There is always more work you could do. And there will never be enough time to do it all. The key to successful work is to pick and choose which work to do and when.
When you're planning your work, ask yourself these questions:
- What does the organization pay me to do?
- What work helps me fulfill that mission?
- What work is important to the organization, but should not be done by me?
- What work is not needed by the organization?
Your first responsibility is to perform the work the company pays you to do—your mission. In the case of the CTO, filling in as the acting manager for a week or two, or maybe even a month, while recruiting for the open positions may have been a great idea. But as the CTO, his mission was to make sure the management work was accomplished, not do it himself. He would have been better off determining another way to manage the work without attempting to act as the development and test managers for three months.
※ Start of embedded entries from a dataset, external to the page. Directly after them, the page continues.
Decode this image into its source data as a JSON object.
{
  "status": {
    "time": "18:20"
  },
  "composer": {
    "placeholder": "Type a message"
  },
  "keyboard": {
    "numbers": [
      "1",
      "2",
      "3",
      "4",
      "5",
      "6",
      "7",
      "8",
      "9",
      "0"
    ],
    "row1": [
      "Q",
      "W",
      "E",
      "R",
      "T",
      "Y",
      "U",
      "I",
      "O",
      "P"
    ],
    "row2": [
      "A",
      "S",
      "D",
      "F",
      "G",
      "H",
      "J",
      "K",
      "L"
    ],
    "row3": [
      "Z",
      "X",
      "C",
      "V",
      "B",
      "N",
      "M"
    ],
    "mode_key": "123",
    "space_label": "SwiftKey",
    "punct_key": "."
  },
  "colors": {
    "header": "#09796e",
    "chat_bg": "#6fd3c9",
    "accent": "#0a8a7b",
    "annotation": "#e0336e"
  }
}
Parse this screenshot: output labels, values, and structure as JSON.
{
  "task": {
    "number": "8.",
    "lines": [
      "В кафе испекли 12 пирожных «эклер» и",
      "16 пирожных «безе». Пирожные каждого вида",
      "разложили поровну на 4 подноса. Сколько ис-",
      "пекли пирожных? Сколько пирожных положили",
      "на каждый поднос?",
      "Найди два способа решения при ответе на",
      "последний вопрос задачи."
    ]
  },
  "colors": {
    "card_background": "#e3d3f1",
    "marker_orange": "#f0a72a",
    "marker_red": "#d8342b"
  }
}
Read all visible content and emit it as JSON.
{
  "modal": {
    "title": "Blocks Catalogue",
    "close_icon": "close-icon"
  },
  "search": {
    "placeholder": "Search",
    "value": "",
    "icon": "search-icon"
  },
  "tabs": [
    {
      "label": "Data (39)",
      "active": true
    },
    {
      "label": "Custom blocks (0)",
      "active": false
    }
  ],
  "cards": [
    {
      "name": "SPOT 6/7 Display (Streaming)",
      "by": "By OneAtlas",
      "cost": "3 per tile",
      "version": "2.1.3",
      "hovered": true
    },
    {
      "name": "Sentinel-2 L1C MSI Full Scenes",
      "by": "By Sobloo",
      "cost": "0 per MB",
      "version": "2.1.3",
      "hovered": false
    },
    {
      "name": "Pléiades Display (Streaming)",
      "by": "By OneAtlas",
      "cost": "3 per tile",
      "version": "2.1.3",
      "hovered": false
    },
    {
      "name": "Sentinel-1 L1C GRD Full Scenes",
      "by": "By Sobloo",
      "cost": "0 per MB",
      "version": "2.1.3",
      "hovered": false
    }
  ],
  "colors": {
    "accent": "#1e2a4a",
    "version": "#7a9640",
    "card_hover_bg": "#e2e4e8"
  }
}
The previously mentioned, beleaguered test manager was initially confused with his mission. He originally thought his mission was to “fully test all the software.” But that's an impossible mission. He revised his mission to “test the riskiest products in restricted time.” That mission allowed him to assign staff to the products with the highest risk, and to time-box their testing work, so people were available when they were needed for the next project.
Once you know your mission, you can look at all the work on your to-do list and determine if the work on your list helps you fulfill that mission. It's all too easy to keep parts of older roles (before a promotion or a move in the organization), or to help a colleague around the company. But your first job, especially if you have too much work to do, is to ask yourself if each and every item on your to-do list helps you add value to the organization in your current role.
The CTO adds more value by acting as the CTO rather than as the development and testing managers. The test manager adds value by determining which projects to staff and which projects not to staff.
If you're like many people, you have work on your to-do list that needs to be done. But if it's tangential to your mission, someone else should do it. You may have started performing this work because someone needed it and you were the “go-to” person. Early in my career, before the days of reliable FTP, I babysat large file transfers to remote sites at particular times of the week. After a few months of doing this, I told my boss I couldn't attend a meeting he wanted me to attend because of the file transfer. He explained to me that although this work was necessary, I was not the person to do it. That work didn't require my skills and attention. The work was necessary, but I wasn't the one to do it. If you still own work that doesn't fit anymore, work with your manager to transition that work to someone else.
When I perform assessments, I inevitably find someone accomplishing work that is no longer needed. Sometimes the work is generating reports. Other times the work is a standing meeting. But whatever the work may be, the organization no longer requires that work. Once you recognize no-longer-valuable work, you can cross it off your list without worrying about who will pick it up.
Planning, organizing, prioritizing, and performing your work is not trivial. Take a few moments to think about the value you provide to the organization, and how to reflect that value in your to-do and not-to-do lists.
© 2005 Johanna Rothman. This column was originally published on Stickyminds.com
Like this article? See the other articles. Or, look at my workshops, so you can see how to use advice like this where you work.